REQUIRED WORK>
Each record that follows must be given again without alteration.

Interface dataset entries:
>>>

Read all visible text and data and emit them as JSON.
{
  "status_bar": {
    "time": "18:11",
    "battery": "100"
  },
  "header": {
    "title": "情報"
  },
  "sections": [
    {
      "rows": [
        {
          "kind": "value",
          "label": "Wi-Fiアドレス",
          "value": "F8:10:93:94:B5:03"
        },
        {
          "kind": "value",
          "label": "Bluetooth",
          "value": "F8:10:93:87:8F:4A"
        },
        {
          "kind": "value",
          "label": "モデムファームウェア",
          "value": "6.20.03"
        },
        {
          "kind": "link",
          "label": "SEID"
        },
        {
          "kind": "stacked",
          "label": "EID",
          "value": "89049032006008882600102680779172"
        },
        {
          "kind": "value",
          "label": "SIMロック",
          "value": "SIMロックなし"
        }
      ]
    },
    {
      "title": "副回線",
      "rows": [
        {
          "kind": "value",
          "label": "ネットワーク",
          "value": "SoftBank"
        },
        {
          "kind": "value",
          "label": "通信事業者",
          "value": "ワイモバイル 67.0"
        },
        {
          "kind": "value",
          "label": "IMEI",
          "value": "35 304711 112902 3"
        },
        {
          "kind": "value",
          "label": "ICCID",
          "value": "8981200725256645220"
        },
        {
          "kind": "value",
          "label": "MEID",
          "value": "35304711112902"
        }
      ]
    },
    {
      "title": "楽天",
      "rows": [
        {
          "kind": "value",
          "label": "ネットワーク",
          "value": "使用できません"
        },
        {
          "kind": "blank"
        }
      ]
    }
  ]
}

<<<

SOLUTION>
Read all visible text and data and emit them as JSON.
{
  "status_bar": {
    "time": "18:11",
    "battery": "100"
  },
  "header": {
    "title": "情報"
  },
  "sections": [
    {
      "rows": [
        {
          "kind": "value",
          "label": "Wi-Fiアドレス",
          "value": "F8:10:93:94:B5:03"
        },
        {
          "kind": "value",
          "label": "Bluetooth",
          "value": "F8:10:93:87:8F:4A"
        },
        {
          "kind": "value",
          "label": "モデムファームウェア",
          "value": "6.20.03"
        },
        {
          "kind": "link",
          "label": "SEID"
        },
        {
          "kind": "stacked",
          "label": "EID",
          "value": "89049032006008882600102680779172"
        },
        {
          "kind": "value",
          "label": "SIMロック",
          "value": "SIMロックなし"
        }
      ]
    },
    {
      "title": "副回線",
      "rows": [
        {
          "kind": "value",
          "label": "ネットワーク",
          "value": "SoftBank"
        },
        {
          "kind": "value",
          "label": "通信事業者",
          "value": "ワイモバイル 67.0"
        },
        {
          "kind": "value",
          "label": "IMEI",
          "value": "35 304711 112902 3"
        },
        {
          "kind": "value",
          "label": "ICCID",
          "value": "8981200725256645220"
        },
        {
          "kind": "value",
          "label": "MEID",
          "value": "35304711112902"
        }
      ]
    },
    {
      "title": "楽天",
      "rows": [
        {
          "kind": "value",
          "label": "ネットワーク",
          "value": "使用できません"
        },
        {
          "kind": "blank"
        }
      ]
    }
  ]
}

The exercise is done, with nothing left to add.